With this very basic implementation of C++ in C, we can now see more clearly what the extra cost of invoking a virtual function is. With a regular function call, the compiler (or linker) already knows which function to call, so it simply outputs instructions to jump to the specific function address. On the other hand, invoking a virtual function requires 2 extra pointer dereferences, or lookups: first we dereference the vtable pointer to access the class-specific vtable, and then we dereference the function pointer for the function being invoked to get its address. So the compiler must output code to perform these two lookups, followed by the jump to the dynamically resolved function address.

On its own, two extra memory lookups may not seem very expensive, but they can be when they involve instruction cache misses. I’m not a computer architecture expert, but I do know that on certain platforms, instructions that cause a cache miss can cost orders of magnitude more cycles than an instruction which does not. So hopefully, this helps answer the question  ”Why is the virtual keyword necessary? Why aren’t all functions automatically virtual?”.

Thanks for reading!

Special Thanks

Thanks to Fred, Ken, and Adamo for their helpful critiques and corrections. I would also like to thank everyone who posted on this blog and on reddit/r/programming for your many insightful comments!

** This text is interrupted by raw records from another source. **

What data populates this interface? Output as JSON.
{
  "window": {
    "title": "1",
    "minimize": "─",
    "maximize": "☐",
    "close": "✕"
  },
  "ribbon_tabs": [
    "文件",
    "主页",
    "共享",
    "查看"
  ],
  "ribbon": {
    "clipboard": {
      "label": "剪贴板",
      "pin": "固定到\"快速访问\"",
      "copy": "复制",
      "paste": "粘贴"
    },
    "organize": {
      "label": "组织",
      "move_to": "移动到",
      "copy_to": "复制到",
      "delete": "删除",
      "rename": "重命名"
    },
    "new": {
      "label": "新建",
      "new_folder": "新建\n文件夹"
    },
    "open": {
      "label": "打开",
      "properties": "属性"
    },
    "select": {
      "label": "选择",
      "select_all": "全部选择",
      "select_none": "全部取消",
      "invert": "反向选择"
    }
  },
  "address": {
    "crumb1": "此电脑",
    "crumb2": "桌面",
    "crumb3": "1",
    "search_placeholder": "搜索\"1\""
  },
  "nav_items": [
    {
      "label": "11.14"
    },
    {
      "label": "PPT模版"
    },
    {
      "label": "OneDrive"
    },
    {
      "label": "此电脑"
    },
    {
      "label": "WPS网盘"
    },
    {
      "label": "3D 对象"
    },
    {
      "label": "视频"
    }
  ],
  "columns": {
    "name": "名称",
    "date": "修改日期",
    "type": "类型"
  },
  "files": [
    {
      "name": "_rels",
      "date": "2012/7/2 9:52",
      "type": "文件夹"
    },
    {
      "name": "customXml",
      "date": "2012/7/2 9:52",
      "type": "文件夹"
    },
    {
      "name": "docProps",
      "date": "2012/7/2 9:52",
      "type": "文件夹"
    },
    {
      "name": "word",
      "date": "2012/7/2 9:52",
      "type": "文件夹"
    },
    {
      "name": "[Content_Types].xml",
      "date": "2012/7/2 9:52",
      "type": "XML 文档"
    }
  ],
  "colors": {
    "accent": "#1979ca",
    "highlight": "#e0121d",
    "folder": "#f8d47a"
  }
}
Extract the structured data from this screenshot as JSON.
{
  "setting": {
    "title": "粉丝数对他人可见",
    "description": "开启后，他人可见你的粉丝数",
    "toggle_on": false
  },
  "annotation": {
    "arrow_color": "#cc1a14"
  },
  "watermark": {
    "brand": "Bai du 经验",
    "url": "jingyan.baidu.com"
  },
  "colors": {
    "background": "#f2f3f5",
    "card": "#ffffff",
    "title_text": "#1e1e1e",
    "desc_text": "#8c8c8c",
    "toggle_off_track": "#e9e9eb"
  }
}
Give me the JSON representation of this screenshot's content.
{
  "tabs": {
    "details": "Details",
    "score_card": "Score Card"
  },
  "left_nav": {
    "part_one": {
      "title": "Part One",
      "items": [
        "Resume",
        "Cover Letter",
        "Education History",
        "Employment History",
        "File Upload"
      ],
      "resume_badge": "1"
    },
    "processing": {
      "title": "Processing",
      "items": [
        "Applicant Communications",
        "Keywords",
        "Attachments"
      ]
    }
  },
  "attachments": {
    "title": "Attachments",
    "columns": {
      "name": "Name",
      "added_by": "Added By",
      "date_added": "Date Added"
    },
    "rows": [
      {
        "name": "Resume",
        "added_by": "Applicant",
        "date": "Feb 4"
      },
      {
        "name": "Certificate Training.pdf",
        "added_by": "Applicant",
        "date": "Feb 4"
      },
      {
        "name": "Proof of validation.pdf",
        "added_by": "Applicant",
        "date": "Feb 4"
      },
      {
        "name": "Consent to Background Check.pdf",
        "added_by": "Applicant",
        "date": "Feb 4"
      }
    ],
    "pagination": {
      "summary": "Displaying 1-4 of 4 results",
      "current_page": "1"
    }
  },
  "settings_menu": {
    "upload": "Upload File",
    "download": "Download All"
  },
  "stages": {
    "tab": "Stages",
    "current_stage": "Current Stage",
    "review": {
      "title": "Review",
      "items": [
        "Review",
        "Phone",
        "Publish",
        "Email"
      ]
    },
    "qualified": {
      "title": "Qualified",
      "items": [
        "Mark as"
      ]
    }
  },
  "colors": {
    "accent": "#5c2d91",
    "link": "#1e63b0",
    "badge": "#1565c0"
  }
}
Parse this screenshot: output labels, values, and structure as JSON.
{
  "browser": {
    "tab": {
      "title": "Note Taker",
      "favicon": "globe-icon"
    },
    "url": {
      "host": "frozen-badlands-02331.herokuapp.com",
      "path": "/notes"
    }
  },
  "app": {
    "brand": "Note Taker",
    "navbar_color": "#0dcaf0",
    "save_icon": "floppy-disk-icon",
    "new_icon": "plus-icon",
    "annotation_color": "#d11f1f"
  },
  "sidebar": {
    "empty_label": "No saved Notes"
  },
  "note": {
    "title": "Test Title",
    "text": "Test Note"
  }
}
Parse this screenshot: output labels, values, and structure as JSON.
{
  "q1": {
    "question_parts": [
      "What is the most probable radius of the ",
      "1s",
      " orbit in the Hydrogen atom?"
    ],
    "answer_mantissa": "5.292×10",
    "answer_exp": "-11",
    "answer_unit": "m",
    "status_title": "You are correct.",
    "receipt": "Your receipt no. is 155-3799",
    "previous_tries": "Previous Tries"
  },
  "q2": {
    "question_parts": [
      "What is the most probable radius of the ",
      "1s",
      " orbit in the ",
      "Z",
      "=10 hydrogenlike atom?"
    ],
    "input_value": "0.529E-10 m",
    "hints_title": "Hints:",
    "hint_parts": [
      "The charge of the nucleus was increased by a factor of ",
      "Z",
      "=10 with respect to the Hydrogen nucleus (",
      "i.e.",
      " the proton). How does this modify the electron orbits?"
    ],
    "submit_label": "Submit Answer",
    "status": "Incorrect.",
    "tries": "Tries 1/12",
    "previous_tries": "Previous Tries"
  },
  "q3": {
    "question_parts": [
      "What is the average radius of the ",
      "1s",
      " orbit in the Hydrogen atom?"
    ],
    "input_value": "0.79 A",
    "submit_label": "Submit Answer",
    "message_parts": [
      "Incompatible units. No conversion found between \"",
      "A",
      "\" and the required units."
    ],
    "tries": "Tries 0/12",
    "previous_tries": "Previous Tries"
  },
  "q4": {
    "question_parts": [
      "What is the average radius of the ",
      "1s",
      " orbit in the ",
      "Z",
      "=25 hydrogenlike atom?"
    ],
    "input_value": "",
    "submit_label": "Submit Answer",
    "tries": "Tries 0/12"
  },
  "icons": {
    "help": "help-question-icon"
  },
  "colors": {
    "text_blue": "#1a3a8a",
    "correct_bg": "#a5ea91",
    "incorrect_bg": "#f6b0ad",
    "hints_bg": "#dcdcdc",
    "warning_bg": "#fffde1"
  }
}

I’ve done my best to update and improve this post based on them.